Your instructions: Write out the records below once more, exactly as they stand.

Dataset entries:
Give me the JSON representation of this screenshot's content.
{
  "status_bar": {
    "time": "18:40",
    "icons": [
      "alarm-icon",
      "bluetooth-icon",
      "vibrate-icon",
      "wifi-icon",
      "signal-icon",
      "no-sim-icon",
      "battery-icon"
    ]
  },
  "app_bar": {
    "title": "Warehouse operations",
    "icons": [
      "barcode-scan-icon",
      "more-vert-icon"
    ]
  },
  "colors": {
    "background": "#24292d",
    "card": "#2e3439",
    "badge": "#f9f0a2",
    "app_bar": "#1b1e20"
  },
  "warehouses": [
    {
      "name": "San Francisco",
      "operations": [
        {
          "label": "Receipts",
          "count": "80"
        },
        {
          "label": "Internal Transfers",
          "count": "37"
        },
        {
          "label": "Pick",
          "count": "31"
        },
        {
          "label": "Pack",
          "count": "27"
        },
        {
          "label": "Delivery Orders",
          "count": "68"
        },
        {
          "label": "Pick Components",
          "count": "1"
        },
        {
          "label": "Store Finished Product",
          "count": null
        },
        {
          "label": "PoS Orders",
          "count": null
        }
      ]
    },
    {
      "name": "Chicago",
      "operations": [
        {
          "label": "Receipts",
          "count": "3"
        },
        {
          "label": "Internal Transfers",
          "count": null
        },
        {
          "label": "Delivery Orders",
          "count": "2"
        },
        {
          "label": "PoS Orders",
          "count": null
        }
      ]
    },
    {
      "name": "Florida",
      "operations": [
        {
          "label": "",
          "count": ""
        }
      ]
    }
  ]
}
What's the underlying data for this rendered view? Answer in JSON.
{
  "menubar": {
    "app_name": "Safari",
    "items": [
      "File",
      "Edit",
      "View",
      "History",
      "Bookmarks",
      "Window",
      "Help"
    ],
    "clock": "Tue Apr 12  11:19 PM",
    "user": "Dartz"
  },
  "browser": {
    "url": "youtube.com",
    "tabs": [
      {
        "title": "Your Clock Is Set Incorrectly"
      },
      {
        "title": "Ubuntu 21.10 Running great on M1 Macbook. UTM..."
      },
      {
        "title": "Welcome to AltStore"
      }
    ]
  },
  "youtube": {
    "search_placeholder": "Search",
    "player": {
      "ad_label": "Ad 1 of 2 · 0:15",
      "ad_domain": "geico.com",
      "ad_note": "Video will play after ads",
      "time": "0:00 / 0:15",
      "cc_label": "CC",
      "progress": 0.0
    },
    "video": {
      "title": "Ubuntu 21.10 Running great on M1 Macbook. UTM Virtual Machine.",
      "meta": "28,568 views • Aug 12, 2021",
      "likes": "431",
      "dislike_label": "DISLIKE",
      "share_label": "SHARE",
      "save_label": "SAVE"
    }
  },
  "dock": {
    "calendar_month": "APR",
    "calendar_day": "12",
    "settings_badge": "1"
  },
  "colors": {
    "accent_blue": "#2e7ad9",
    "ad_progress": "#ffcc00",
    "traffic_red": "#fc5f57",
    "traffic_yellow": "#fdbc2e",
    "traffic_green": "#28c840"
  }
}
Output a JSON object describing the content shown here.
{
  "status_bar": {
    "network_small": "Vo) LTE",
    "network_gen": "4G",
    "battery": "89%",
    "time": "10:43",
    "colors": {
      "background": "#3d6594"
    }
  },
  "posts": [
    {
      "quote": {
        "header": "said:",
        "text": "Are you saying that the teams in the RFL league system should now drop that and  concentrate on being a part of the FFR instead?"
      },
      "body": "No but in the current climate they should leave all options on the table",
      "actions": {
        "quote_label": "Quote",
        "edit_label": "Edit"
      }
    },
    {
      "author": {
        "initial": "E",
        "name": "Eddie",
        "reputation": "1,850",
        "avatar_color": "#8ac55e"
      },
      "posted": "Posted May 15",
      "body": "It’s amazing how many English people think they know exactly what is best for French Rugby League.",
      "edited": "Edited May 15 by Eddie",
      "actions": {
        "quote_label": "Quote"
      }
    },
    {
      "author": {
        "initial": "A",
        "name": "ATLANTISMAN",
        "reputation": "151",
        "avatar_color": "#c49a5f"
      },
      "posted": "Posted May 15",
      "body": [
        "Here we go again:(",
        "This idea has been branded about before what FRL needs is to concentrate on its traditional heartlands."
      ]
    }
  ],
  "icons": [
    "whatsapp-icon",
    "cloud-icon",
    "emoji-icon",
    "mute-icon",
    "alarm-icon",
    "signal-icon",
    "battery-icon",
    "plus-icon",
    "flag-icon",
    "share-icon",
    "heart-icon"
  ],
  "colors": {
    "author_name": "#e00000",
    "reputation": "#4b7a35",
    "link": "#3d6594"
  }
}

Answer to the exercise:
Give me the JSON representation of this screenshot's content.
{
  "status_bar": {
    "time": "18:40",
    "icons": [
      "alarm-icon",
      "bluetooth-icon",
      "vibrate-icon",
      "wifi-icon",
      "signal-icon",
      "no-sim-icon",
      "battery-icon"
    ]
  },
  "app_bar": {
    "title": "Warehouse operations",
    "icons": [
      "barcode-scan-icon",
      "more-vert-icon"
    ]
  },
  "colors": {
    "background": "#24292d",
    "card": "#2e3439",
    "badge": "#f9f0a2",
    "app_bar": "#1b1e20"
  },
  "warehouses": [
    {
      "name": "San Francisco",
      "operations": [
        {
          "label": "Receipts",
          "count": "80"
        },
        {
          "label": "Internal Transfers",
          "count": "37"
        },
        {
          "label": "Pick",
          "count": "31"
        },
        {
          "label": "Pack",
          "count": "27"
        },
        {
          "label": "Delivery Orders",
          "count": "68"
        },
        {
          "label": "Pick Components",
          "count": "1"
        },
        {
          "label": "Store Finished Product",
          "count": null
        },
        {
          "label": "PoS Orders",
          "count": null
        }
      ]
    },
    {
      "name": "Chicago",
      "operations": [
        {
          "label": "Receipts",
          "count": "3"
        },
        {
          "label": "Internal Transfers",
          "count": null
        },
        {
          "label": "Delivery Orders",
          "count": "2"
        },
        {
          "label": "PoS Orders",
          "count": null
        }
      ]
    },
    {
      "name": "Florida",
      "operations": [
        {
          "label": "",
          "count": ""
        }
      ]
    }
  ]
}
What's the underlying data for this rendered view? Answer in JSON.
{
  "menubar": {
    "app_name": "Safari",
    "items": [
      "File",
      "Edit",
      "View",
      "History",
      "Bookmarks",
      "Window",
      "Help"
    ],
    "clock": "Tue Apr 12  11:19 PM",
    "user": "Dartz"
  },
  "browser": {
    "url": "youtube.com",
    "tabs": [
      {
        "title": "Your Clock Is Set Incorrectly"
      },
      {
        "title": "Ubuntu 21.10 Running great on M1 Macbook. UTM..."
      },
      {
        "title": "Welcome to AltStore"
      }
    ]
  },
  "youtube": {
    "search_placeholder": "Search",
    "player": {
      "ad_label": "Ad 1 of 2 · 0:15",
      "ad_domain": "geico.com",
      "ad_note": "Video will play after ads",
      "time": "0:00 / 0:15",
      "cc_label": "CC",
      "progress": 0.0
    },
    "video": {
      "title": "Ubuntu 21.10 Running great on M1 Macbook. UTM Virtual Machine.",
      "meta": "28,568 views • Aug 12, 2021",
      "likes": "431",
      "dislike_label": "DISLIKE",
      "share_label": "SHARE",
      "save_label": "SAVE"
    }
  },
  "dock": {
    "calendar_month": "APR",
    "calendar_day": "12",
    "settings_badge": "1"
  },
  "colors": {
    "accent_blue": "#2e7ad9",
    "ad_progress": "#ffcc00",
    "traffic_red": "#fc5f57",
    "traffic_yellow": "#fdbc2e",
    "traffic_green": "#28c840"
  }
}
Output a JSON object describing the content shown here.
{
  "status_bar": {
    "network_small": "Vo) LTE",
    "network_gen": "4G",
    "battery": "89%",
    "time": "10:43",
    "colors": {
      "background": "#3d6594"
    }
  },
  "posts": [
    {
      "quote": {
        "header": "said:",
        "text": "Are you saying that the teams in the RFL league system should now drop that and  concentrate on being a part of the FFR instead?"
      },
      "body": "No but in the current climate they should leave all options on the table",
      "actions": {
        "quote_label": "Quote",
        "edit_label": "Edit"
      }
    },
    {
      "author": {
        "initial": "E",
        "name": "Eddie",
        "reputation": "1,850",
        "avatar_color": "#8ac55e"
      },
      "posted": "Posted May 15",
      "body": "It’s amazing how many English people think they know exactly what is best for French Rugby League.",
      "edited": "Edited May 15 by Eddie",
      "actions": {
        "quote_label": "Quote"
      }
    },
    {
      "author": {
        "initial": "A",
        "name": "ATLANTISMAN",
        "reputation": "151",
        "avatar_color": "#c49a5f"
      },
      "posted": "Posted May 15",
      "body": [
        "Here we go again:(",
        "This idea has been branded about before what FRL needs is to concentrate on its traditional heartlands."
      ]
    }
  ],
  "icons": [
    "whatsapp-icon",
    "cloud-icon",
    "emoji-icon",
    "mute-icon",
    "alarm-icon",
    "signal-icon",
    "battery-icon",
    "plus-icon",
    "flag-icon",
    "share-icon",
    "heart-icon"
  ],
  "colors": {
    "author_name": "#e00000",
    "reputation": "#4b7a35",
    "link": "#3d6594"
  }
}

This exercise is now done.